So imagine this timeline: You’re a little less than a month away from Valentine’s Day and you have been dating someone for a little while. In anticipation of that day and probably to save some money, you order flowers to be delivered to him or her well ahead of the Valentine’s Day rush. Then, the whole thing goes south. You begin fighting. Words are exchanged. Someone takes something a little too personal and just like that it’s over just a few days prior to the big day. Then, that person you thought so highly of and made sure he or she was getting a nice floral arrangement decides to gift you with a Temporary Restraining Order. You’re so upset by not only the demise of the relationship and having to defend yourself against a TRO that you completely forget about the flower delivery destined for the TRO-holder’s door on February 14th. Then, when Valentine’s Day actually arrives, BOOM, the confirmation email: “So&So has received your delivery.” GULP. Your heart drops to the floor, your mind begins to race. “Am I in trouble?” “When did I order those flowers?” “Did I just violate a TRO?” “Am I going to jail?”
This is precisely the scenario detailed in State of New Jersey v. J.T., where the County Prosecutor decided that this person actually committed a crime. The State contended that the Defendant violated the portion of his TRO providing, “You are prohibited from having any oral, written, personal, electronic, or other form of contact or communication with the Plaintiff.” The State further inexplicably argued that the Defendant had the opportunity and obligation to cancel the delivery after being served with the TRO, which he did not, and as such, he was guilty of contempt.
Fortunately, the Family Court Judge to whom this scenario was presented did not see it that way and the Defendant was acquitted.

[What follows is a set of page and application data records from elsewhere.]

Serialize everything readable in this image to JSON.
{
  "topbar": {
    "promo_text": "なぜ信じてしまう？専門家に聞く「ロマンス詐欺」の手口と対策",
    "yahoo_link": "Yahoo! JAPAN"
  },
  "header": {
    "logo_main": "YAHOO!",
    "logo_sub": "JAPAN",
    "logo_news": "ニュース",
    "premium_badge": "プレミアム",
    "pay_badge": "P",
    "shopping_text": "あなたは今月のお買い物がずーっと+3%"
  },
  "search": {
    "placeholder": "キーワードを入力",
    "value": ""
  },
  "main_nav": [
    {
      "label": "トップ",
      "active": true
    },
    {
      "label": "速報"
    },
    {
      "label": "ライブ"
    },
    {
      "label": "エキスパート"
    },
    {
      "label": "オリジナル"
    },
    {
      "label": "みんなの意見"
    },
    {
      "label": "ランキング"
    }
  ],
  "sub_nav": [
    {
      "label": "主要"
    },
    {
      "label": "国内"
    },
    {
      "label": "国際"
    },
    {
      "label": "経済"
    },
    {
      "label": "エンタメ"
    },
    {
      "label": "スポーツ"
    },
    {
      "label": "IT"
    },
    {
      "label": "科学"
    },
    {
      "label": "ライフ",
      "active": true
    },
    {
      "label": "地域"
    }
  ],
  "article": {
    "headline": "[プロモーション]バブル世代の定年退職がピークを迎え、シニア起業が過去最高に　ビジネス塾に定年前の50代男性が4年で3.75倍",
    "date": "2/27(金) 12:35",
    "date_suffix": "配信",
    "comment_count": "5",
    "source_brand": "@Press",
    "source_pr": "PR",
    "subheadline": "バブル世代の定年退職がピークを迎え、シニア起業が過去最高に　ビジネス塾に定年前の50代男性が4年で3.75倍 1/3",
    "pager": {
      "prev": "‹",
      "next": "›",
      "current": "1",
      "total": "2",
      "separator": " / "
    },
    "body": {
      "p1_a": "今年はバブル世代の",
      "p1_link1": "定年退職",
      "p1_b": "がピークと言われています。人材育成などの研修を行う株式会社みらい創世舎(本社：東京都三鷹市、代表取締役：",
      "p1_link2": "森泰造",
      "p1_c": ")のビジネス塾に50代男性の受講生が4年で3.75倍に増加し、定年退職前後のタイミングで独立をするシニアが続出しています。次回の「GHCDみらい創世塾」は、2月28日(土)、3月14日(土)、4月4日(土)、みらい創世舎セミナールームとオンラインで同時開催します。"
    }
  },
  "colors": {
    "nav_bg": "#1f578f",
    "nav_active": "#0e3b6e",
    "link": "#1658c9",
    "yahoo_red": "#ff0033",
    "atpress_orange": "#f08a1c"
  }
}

Specifically, the Court held that the Defendant did not violate N.J.S.A. 2C:29-9b (Contempt) because he did not knowingly or purposely violate the TRO. Furthermore, the Court held that the Defendant could not be held responsible for failing to cancel order because no such language exists in the TRO. The Court stated, “Since the TRO did not notify defendant that he was obligated to attempt to recall any communications to the protected party he may have initiated prior to service of the TRO, that were not yet delivered, the addition of such a requirement after the fact would be an improper basis for conviction.” A sound decision under the law, but TRO defendants be warned—this was a close call.

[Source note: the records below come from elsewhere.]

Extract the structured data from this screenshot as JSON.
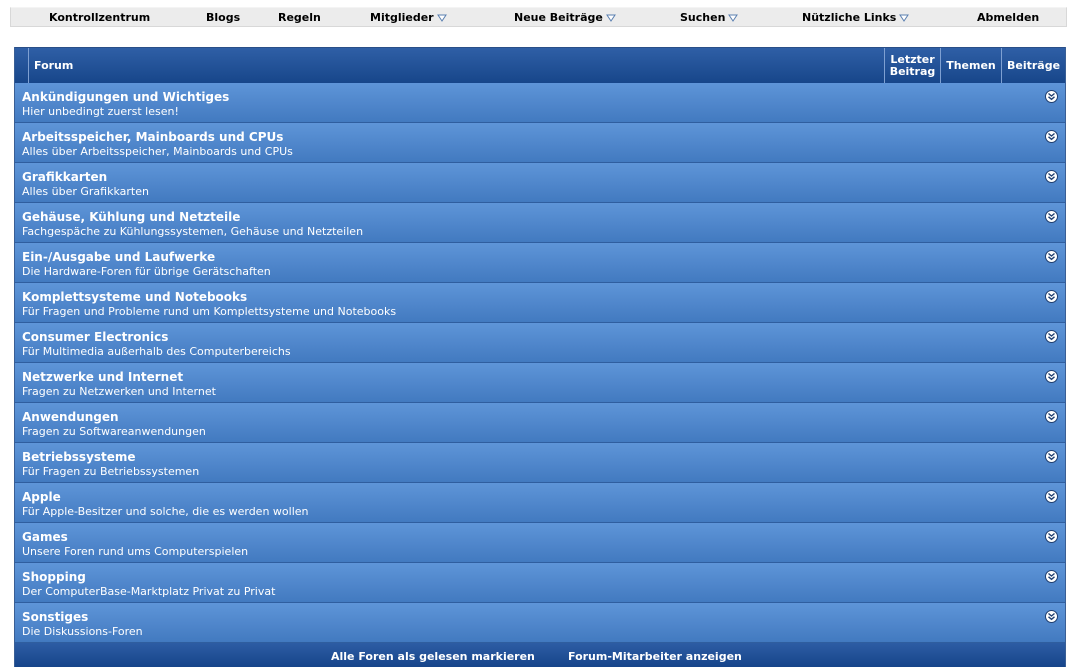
{
  "navbar": {
    "items": [
      {
        "label": "Kontrollzentrum",
        "dropdown": false
      },
      {
        "label": "Blogs",
        "dropdown": false
      },
      {
        "label": "Regeln",
        "dropdown": false
      },
      {
        "label": "Mitglieder",
        "dropdown": true
      },
      {
        "label": "Neue Beiträge",
        "dropdown": true
      },
      {
        "label": "Suchen",
        "dropdown": true
      },
      {
        "label": "Nützliche Links",
        "dropdown": true
      },
      {
        "label": "Abmelden",
        "dropdown": false
      }
    ]
  },
  "table": {
    "headers": {
      "forum": "Forum",
      "last_post_line1": "Letzter",
      "last_post_line2": "Beitrag",
      "threads": "Themen",
      "posts": "Beiträge"
    },
    "rows": [
      {
        "title": "Ankündigungen und Wichtiges",
        "description": "Hier unbedingt zuerst lesen!"
      },
      {
        "title": "Arbeitsspeicher, Mainboards und CPUs",
        "description": "Alles über Arbeitsspeicher, Mainboards und CPUs"
      },
      {
        "title": "Grafikkarten",
        "description": "Alles über Grafikkarten"
      },
      {
        "title": "Gehäuse, Kühlung und Netzteile",
        "description": "Fachgespäche zu Kühlungssystemen, Gehäuse und Netzteilen"
      },
      {
        "title": "Ein-/Ausgabe und Laufwerke",
        "description": "Die Hardware-Foren für übrige Gerätschaften"
      },
      {
        "title": "Komplettsysteme und Notebooks",
        "description": "Für Fragen und Probleme rund um Komplettsysteme und Notebooks"
      },
      {
        "title": "Consumer Electronics",
        "description": "Für Multimedia außerhalb des Computerbereichs"
      },
      {
        "title": "Netzwerke und Internet",
        "description": "Fragen zu Netzwerken und Internet"
      },
      {
        "title": "Anwendungen",
        "description": "Fragen zu Softwareanwendungen"
      },
      {
        "title": "Betriebssysteme",
        "description": "Für Fragen zu Betriebssystemen"
      },
      {
        "title": "Apple",
        "description": "Für Apple-Besitzer und solche, die es werden wollen"
      },
      {
        "title": "Games",
        "description": "Unsere Foren rund ums Computerspielen"
      },
      {
        "title": "Shopping",
        "description": "Der ComputerBase-Marktplatz Privat zu Privat"
      },
      {
        "title": "Sonstiges",
        "description": "Die Diskussions-Foren"
      }
    ],
    "footer": {
      "mark_read": "Alle Foren als gelesen markieren",
      "show_staff": "Forum-Mitarbeiter anzeigen"
    }
  },
  "icons": {
    "collapse": "collapse-icon",
    "dropdown": "triangle-down-icon"
  },
  "colors": {
    "row_blue": "#4f86cb",
    "header_blue": "#17468a",
    "navbar_bg": "#ececec"
  }
}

If you ever find yourself in this position be sure to check your potential deliveries. Also, be sure to check the language of your TRO. You can probably count on some language being added to future TROs that envision this type of scenario. In any event, be sure to keep your attorney informed of potential pitfalls in your case so he or she can be better prepared to help you. As always, the attorneys at Ziegler, Resnick & Epstein are here to help you through what can be a difficult and stressful process in defending against a TRO.